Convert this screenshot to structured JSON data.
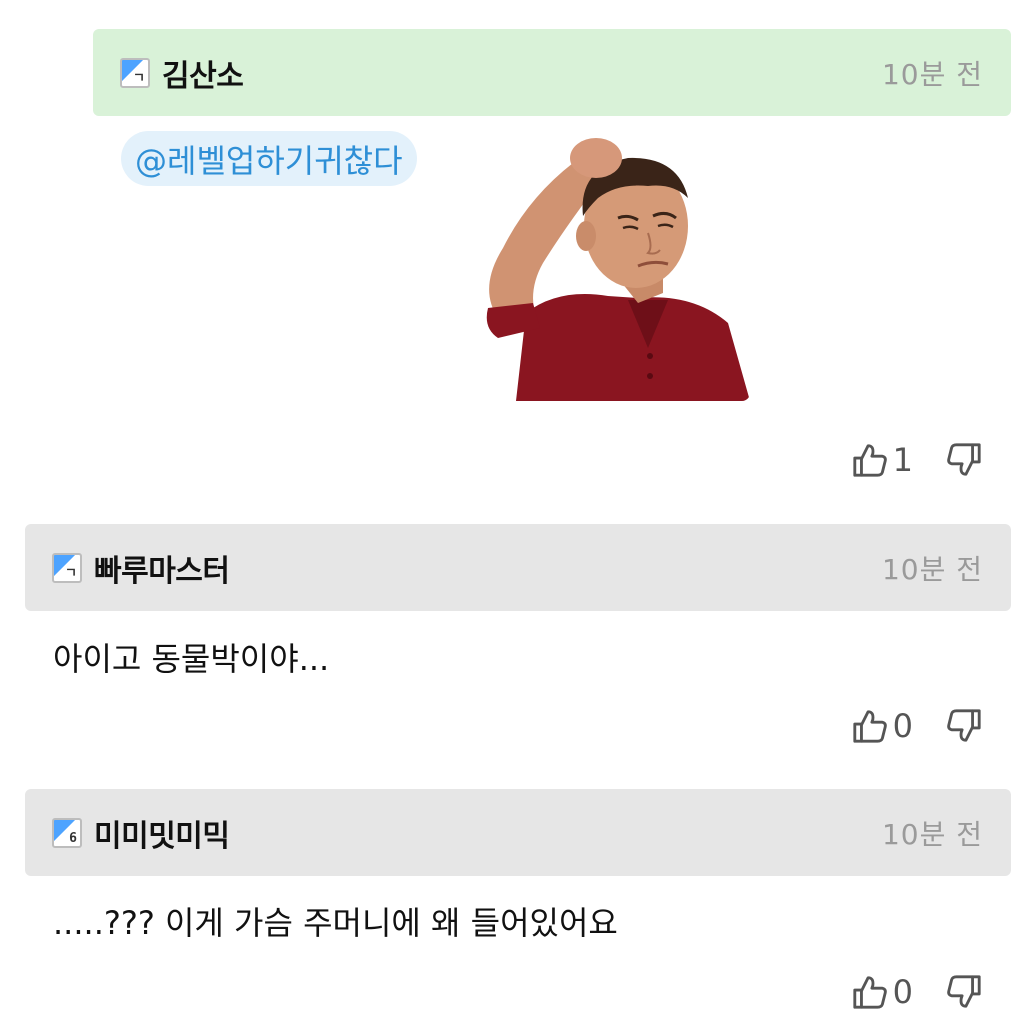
{
  "comments": [
    {
      "author": "김산소",
      "level": "ㄱ",
      "time": "10분 전",
      "mention": "@레벨업하기귀찮다",
      "likes": "1"
    },
    {
      "author": "빠루마스터",
      "level": "ㄱ",
      "time": "10분 전",
      "text": "아이고 동물박이야...",
      "likes": "0"
    },
    {
      "author": "미미밋미믹",
      "level": "6",
      "time": "10분 전",
      "text": ".....??? 이게 가슴 주머니에 왜 들어있어요",
      "likes": "0"
    }
  ],
  "icons": {
    "like": "thumbs-up-icon",
    "dislike": "thumbs-down-icon"
  },
  "colors": {
    "reply_header_bg": "#d9f2d8",
    "comment_header_bg": "#e6e6e6",
    "mention_text": "#2e8fd6",
    "mention_bg": "#e3f1fb",
    "timestamp": "#9a9a9a"
  }
}
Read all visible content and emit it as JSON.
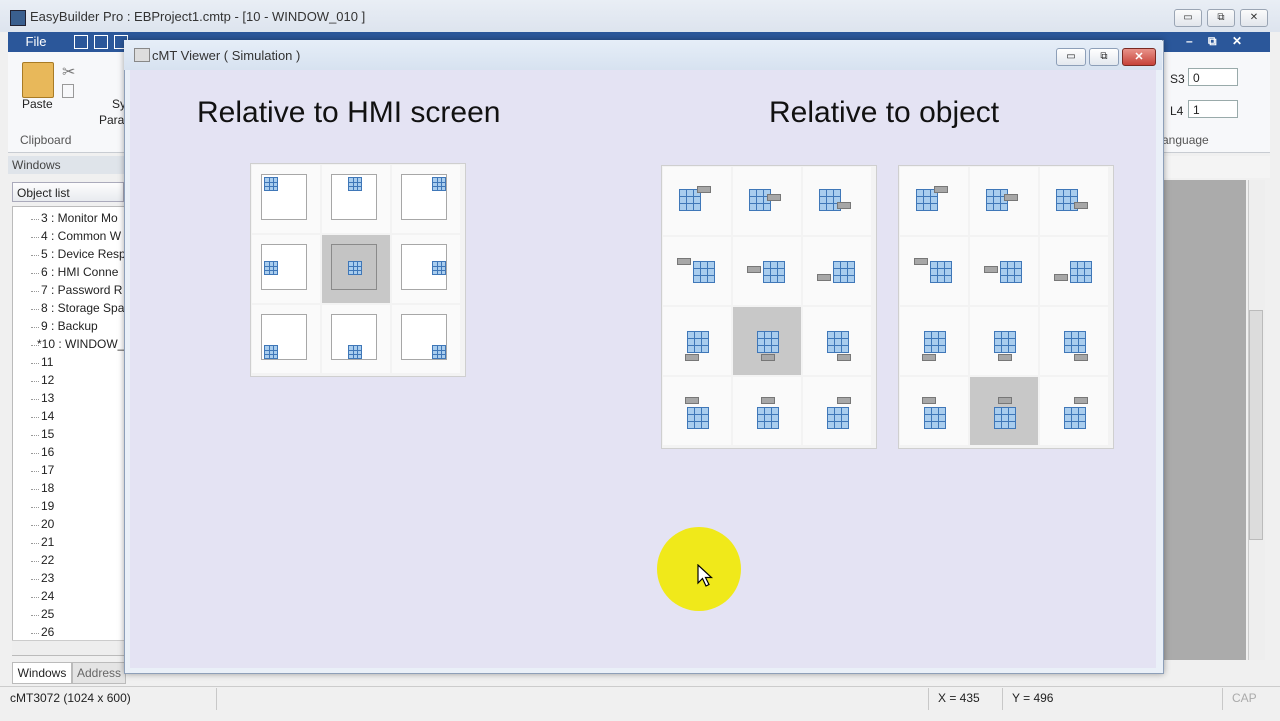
{
  "app": {
    "title": "EasyBuilder Pro : EBProject1.cmtp - [10 - WINDOW_010 ]",
    "file_tab": "File",
    "window_controls": {
      "minimize": "▭",
      "restore": "⧉",
      "close": "✕"
    }
  },
  "ribbon": {
    "paste_label": "Paste",
    "clipboard_label": "Clipboard",
    "sys_label": "Sy",
    "para_label": "Para",
    "s3_label": "S3",
    "s3_value": "0",
    "l4_label": "L4",
    "l4_value": "1",
    "language_label": "anguage",
    "tab_controls": [
      "–",
      "⧉",
      "✕"
    ]
  },
  "left_panel": {
    "header": "Windows",
    "object_list": "Object list",
    "tree_items": [
      "3 : Monitor Mo",
      "4 : Common W",
      "5 : Device Resp",
      "6 : HMI Conne",
      "7 : Password R",
      "8 : Storage Spa",
      "9 : Backup",
      "*10 : WINDOW_",
      "11",
      "12",
      "13",
      "14",
      "15",
      "16",
      "17",
      "18",
      "19",
      "20",
      "21",
      "22",
      "23",
      "24",
      "25",
      "26"
    ],
    "tabs": [
      "Windows",
      "Address"
    ]
  },
  "status_bar": {
    "model": "cMT3072 (1024 x 600)",
    "x": "X = 435",
    "y": "Y = 496",
    "cap": "CAP"
  },
  "viewer": {
    "title": "cMT Viewer ( Simulation )",
    "controls": {
      "minimize": "▭",
      "restore": "⧉",
      "close": "✕"
    },
    "heading_left": "Relative to HMI screen",
    "heading_right": "Relative to object",
    "screen_grid_selected": "middle-center",
    "object_grid_1_selected": "row3-center",
    "object_grid_2_selected": "row4-center"
  },
  "colors": {
    "ribbon_blue": "#2b579a",
    "canvas": "#e4e3f3",
    "highlight": "#f0e90e",
    "object_fill": "#a9cdee",
    "object_stroke": "#3f77b8"
  }
}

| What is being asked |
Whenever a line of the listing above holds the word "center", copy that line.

| Solution to this exercise |
    "screen_grid_selected": "middle-center",
    "object_grid_1_selected": "row3-center",
    "object_grid_2_selected": "row4-center"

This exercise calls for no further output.